##### Raw data #####

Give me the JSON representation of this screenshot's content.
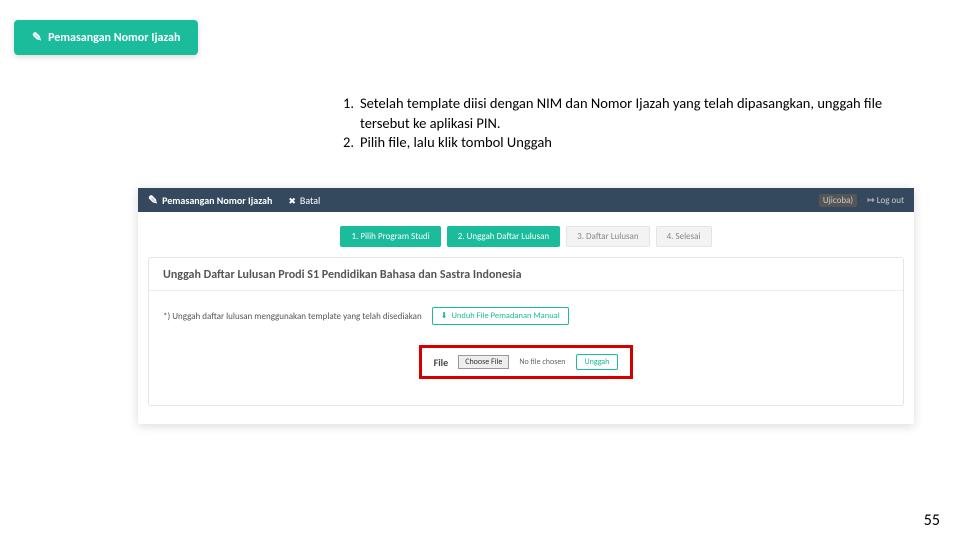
{
  "badge": {
    "label": "Pemasangan Nomor Ijazah"
  },
  "instructions": {
    "items": [
      "Setelah template diisi dengan NIM dan Nomor Ijazah yang telah dipasangkan, unggah file tersebut ke aplikasi PIN.",
      "Pilih file, lalu klik tombol Unggah"
    ]
  },
  "topbar": {
    "crumb": "Pemasangan Nomor Ijazah",
    "batal": "Batal",
    "user_tag": "Ujicoba)",
    "logout": "Log out"
  },
  "steps": [
    {
      "label": "1. Pilih Program Studi",
      "active": true
    },
    {
      "label": "2. Unggah Daftar Lulusan",
      "active": true
    },
    {
      "label": "3. Daftar Lulusan",
      "active": false
    },
    {
      "label": "4. Selesai",
      "active": false
    }
  ],
  "panel": {
    "title": "Unggah Daftar Lulusan Prodi S1 Pendidikan Bahasa dan Sastra Indonesia",
    "note": "*) Unggah daftar lulusan menggunakan template yang telah disediakan",
    "download_btn": "Unduh File Pemadanan Manual"
  },
  "file_row": {
    "label": "File",
    "choose": "Choose File",
    "nofile": "No file chosen",
    "upload": "Unggah"
  },
  "page_number": "55"
}
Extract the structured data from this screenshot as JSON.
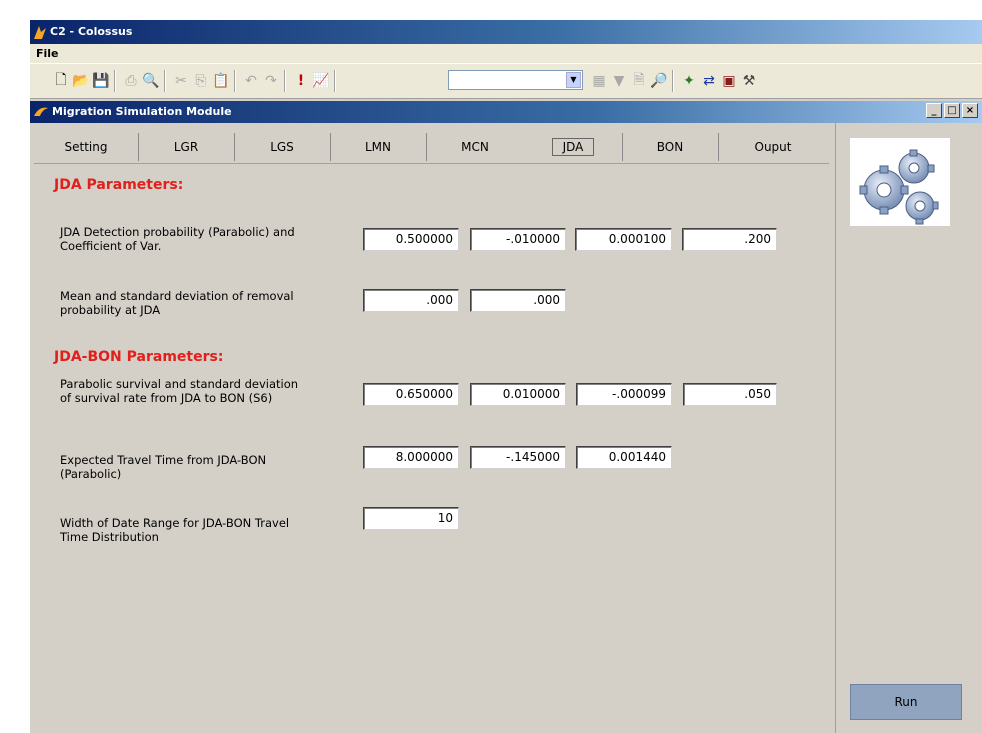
{
  "app": {
    "title": "C2 - Colossus"
  },
  "menu": {
    "file": "File"
  },
  "toolbar": {
    "combo_value": ""
  },
  "module": {
    "title": "Migration Simulation Module",
    "min": "_",
    "max": "□",
    "close": "×"
  },
  "tabs": [
    "Setting",
    "LGR",
    "LGS",
    "LMN",
    "MCN",
    "JDA",
    "BON",
    "Ouput"
  ],
  "active_tab": "JDA",
  "jda": {
    "heading": "JDA Parameters:",
    "rows": [
      {
        "label": "JDA Detection probability (Parabolic) and Coefficient of Var.",
        "values": [
          "0.500000",
          "-.010000",
          "0.000100",
          ".200"
        ]
      },
      {
        "label": "Mean and standard deviation of removal probability at JDA",
        "values": [
          ".000",
          ".000"
        ]
      }
    ]
  },
  "jda_bon": {
    "heading": "JDA-BON Parameters:",
    "rows": [
      {
        "label": "Parabolic survival and standard deviation of survival rate from JDA to BON (S6)",
        "values": [
          "0.650000",
          "0.010000",
          "-.000099",
          ".050"
        ]
      },
      {
        "label": "Expected Travel Time from JDA-BON (Parabolic)",
        "values": [
          "8.000000",
          "-.145000",
          "0.001440"
        ]
      },
      {
        "label": "Width of Date Range for JDA-BON Travel Time Distribution",
        "values": [
          "10"
        ]
      }
    ]
  },
  "run_button": "Run",
  "colors": {
    "heading": "#e0201c",
    "titlebar": "#0a246a",
    "run": "#90a4c0"
  }
}
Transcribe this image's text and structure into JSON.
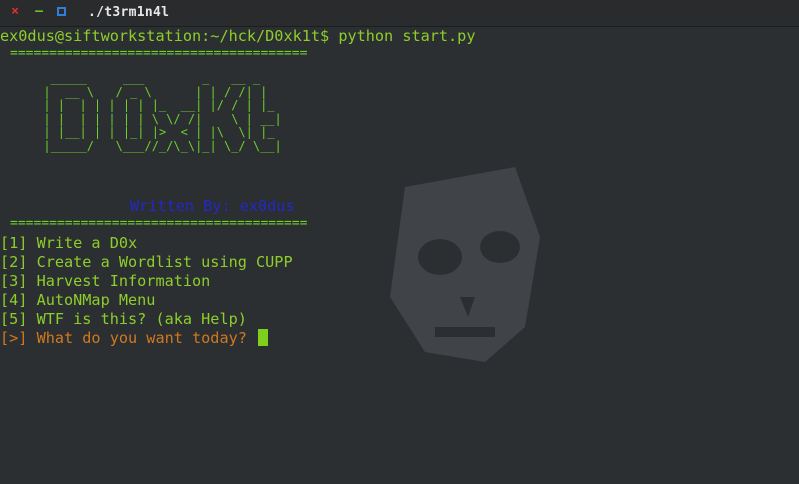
{
  "window": {
    "title": "./t3rm1n4l",
    "close_glyph": "×",
    "min_glyph": "–"
  },
  "terminal": {
    "command_line": "ex0dus@siftworkstation:~/hck/D0xk1t$ python start.py",
    "separator": "======================================",
    "banner_art": "       _____     ___        _   __ _\n      |  __ \\   / _ \\      | | / /| |\n      | |  | | | | | |_  __| |/ / | |_\n      | |  | | | | | \\ \\/ /|    \\ | __|\n      | |__| | | |_| |>  < | |\\  \\| |_\n      |_____/   \\___//_/\\_\\|_| \\_/ \\__|",
    "author_line": "Written By: ex0dus",
    "menu": [
      "[1] Write a D0x",
      "[2] Create a Wordlist using CUPP",
      "[3] Harvest Information",
      "[4] AutoNMap Menu",
      "[5] WTF is this? (aka Help)"
    ],
    "input_prompt": "[>] What do you want today? ",
    "colors": {
      "text_green": "#8dce2a",
      "author_blue": "#2328c8",
      "prompt_orange": "#d0781f",
      "background": "#2c2f32"
    }
  }
}
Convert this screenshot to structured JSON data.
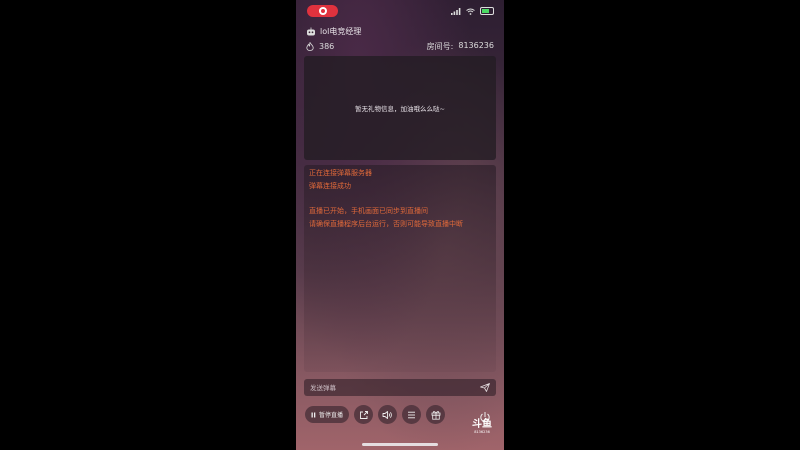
{
  "header": {
    "channel_name": "lol电竞经理"
  },
  "stats": {
    "viewer_count": "386",
    "room_label": "房间号:",
    "room_number": "8136236"
  },
  "gift_panel": {
    "empty_text": "暂无礼物信息，加油哦么么哒~"
  },
  "chat": {
    "messages": [
      "正在连接弹幕服务器",
      "弹幕连接成功",
      "直播已开始，手机画面已同步到直播间",
      "请确保直播程序后台运行，否则可能导致直播中断"
    ]
  },
  "input": {
    "placeholder": "发送弹幕"
  },
  "controls": {
    "pause_label": "暂停直播"
  },
  "logo": {
    "brand": "斗鱼",
    "room_number": "8136236"
  },
  "icons": {
    "record": "record-icon",
    "signal": "signal-icon",
    "wifi": "wifi-icon",
    "battery": "battery-icon",
    "robot": "robot-avatar-icon",
    "flame": "flame-icon",
    "send": "send-icon",
    "share": "share-icon",
    "speaker": "speaker-icon",
    "menu": "menu-icon",
    "gift": "gift-icon",
    "power": "power-icon"
  },
  "colors": {
    "record_red": "#e0323e",
    "chat_text": "#e0693a"
  }
}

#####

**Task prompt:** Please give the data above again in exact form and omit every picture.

**Expected output:**
Give me the JSON representation of this screenshot's content.
{
  "badge": {
    "label": "Pemasangan Nomor Ijazah"
  },
  "instructions": {
    "items": [
      "Setelah template diisi dengan NIM dan Nomor Ijazah yang telah dipasangkan, unggah file tersebut ke aplikasi PIN.",
      "Pilih file, lalu klik tombol Unggah"
    ]
  },
  "topbar": {
    "crumb": "Pemasangan Nomor Ijazah",
    "batal": "Batal",
    "user_tag": "Ujicoba)",
    "logout": "Log out"
  },
  "steps": [
    {
      "label": "1. Pilih Program Studi",
      "active": true
    },
    {
      "label": "2. Unggah Daftar Lulusan",
      "active": true
    },
    {
      "label": "3. Daftar Lulusan",
      "active": false
    },
    {
      "label": "4. Selesai",
      "active": false
    }
  ],
  "panel": {
    "title": "Unggah Daftar Lulusan Prodi S1 Pendidikan Bahasa dan Sastra Indonesia",
    "note": "*) Unggah daftar lulusan menggunakan template yang telah disediakan",
    "download_btn": "Unduh File Pemadanan Manual"
  },
  "file_row": {
    "label": "File",
    "choose": "Choose File",
    "nofile": "No file chosen",
    "upload": "Unggah"
  },
  "page_number": "55"
}
Extract the structured data from this screenshot as JSON.
{
  "app": {
    "title": "C2 - Colossus"
  },
  "menu": {
    "file": "File"
  },
  "toolbar": {
    "combo_value": ""
  },
  "module": {
    "title": "Migration Simulation Module",
    "min": "_",
    "max": "□",
    "close": "×"
  },
  "tabs": [
    "Setting",
    "LGR",
    "LGS",
    "LMN",
    "MCN",
    "JDA",
    "BON",
    "Ouput"
  ],
  "active_tab": "JDA",
  "jda": {
    "heading": "JDA Parameters:",
    "rows": [
      {
        "label": "JDA Detection probability (Parabolic) and Coefficient of Var.",
        "values": [
          "0.500000",
          "-.010000",
          "0.000100",
          ".200"
        ]
      },
      {
        "label": "Mean and standard deviation of removal probability at JDA",
        "values": [
          ".000",
          ".000"
        ]
      }
    ]
  },
  "jda_bon": {
    "heading": "JDA-BON Parameters:",
    "rows": [
      {
        "label": "Parabolic survival and standard deviation of survival rate from JDA to BON (S6)",
        "values": [
          "0.650000",
          "0.010000",
          "-.000099",
          ".050"
        ]
      },
      {
        "label": "Expected Travel Time from JDA-BON (Parabolic)",
        "values": [
          "8.000000",
          "-.145000",
          "0.001440"
        ]
      },
      {
        "label": "Width of Date Range for JDA-BON Travel Time Distribution",
        "values": [
          "10"
        ]
      }
    ]
  },
  "run_button": "Run",
  "colors": {
    "heading": "#e0201c",
    "titlebar": "#0a246a",
    "run": "#90a4c0"
  }
}
Transcribe this image's text and structure into JSON.
{
  "window": {
    "title": "./t3rm1n4l",
    "close_glyph": "×",
    "min_glyph": "–"
  },
  "terminal": {
    "command_line": "ex0dus@siftworkstation:~/hck/D0xk1t$ python start.py",
    "separator": "======================================",
    "banner_art": "       _____     ___        _   __ _\n      |  __ \\   / _ \\      | | / /| |\n      | |  | | | | | |_  __| |/ / | |_\n      | |  | | | | | \\ \\/ /|    \\ | __|\n      | |__| | | |_| |>  < | |\\  \\| |_\n      |_____/   \\___//_/\\_\\|_| \\_/ \\__|",
    "author_line": "Written By: ex0dus",
    "menu": [
      "[1] Write a D0x",
      "[2] Create a Wordlist using CUPP",
      "[3] Harvest Information",
      "[4] AutoNMap Menu",
      "[5] WTF is this? (aka Help)"
    ],
    "input_prompt": "[>] What do you want today? ",
    "colors": {
      "text_green": "#8dce2a",
      "author_blue": "#2328c8",
      "prompt_orange": "#d0781f",
      "background": "#2c2f32"
    }
  }
}
Convert this screenshot to structured JSON data.
{
  "header": {
    "channel_name": "lol电竞经理"
  },
  "stats": {
    "viewer_count": "386",
    "room_label": "房间号:",
    "room_number": "8136236"
  },
  "gift_panel": {
    "empty_text": "暂无礼物信息，加油哦么么哒~"
  },
  "chat": {
    "messages": [
      "正在连接弹幕服务器",
      "弹幕连接成功",
      "直播已开始，手机画面已同步到直播间",
      "请确保直播程序后台运行，否则可能导致直播中断"
    ]
  },
  "input": {
    "placeholder": "发送弹幕"
  },
  "controls": {
    "pause_label": "暂停直播"
  },
  "logo": {
    "brand": "斗鱼",
    "room_number": "8136236"
  },
  "icons": {
    "record": "record-icon",
    "signal": "signal-icon",
    "wifi": "wifi-icon",
    "battery": "battery-icon",
    "robot": "robot-avatar-icon",
    "flame": "flame-icon",
    "send": "send-icon",
    "share": "share-icon",
    "speaker": "speaker-icon",
    "menu": "menu-icon",
    "gift": "gift-icon",
    "power": "power-icon"
  },
  "colors": {
    "record_red": "#e0323e",
    "chat_text": "#e0693a"
  }
}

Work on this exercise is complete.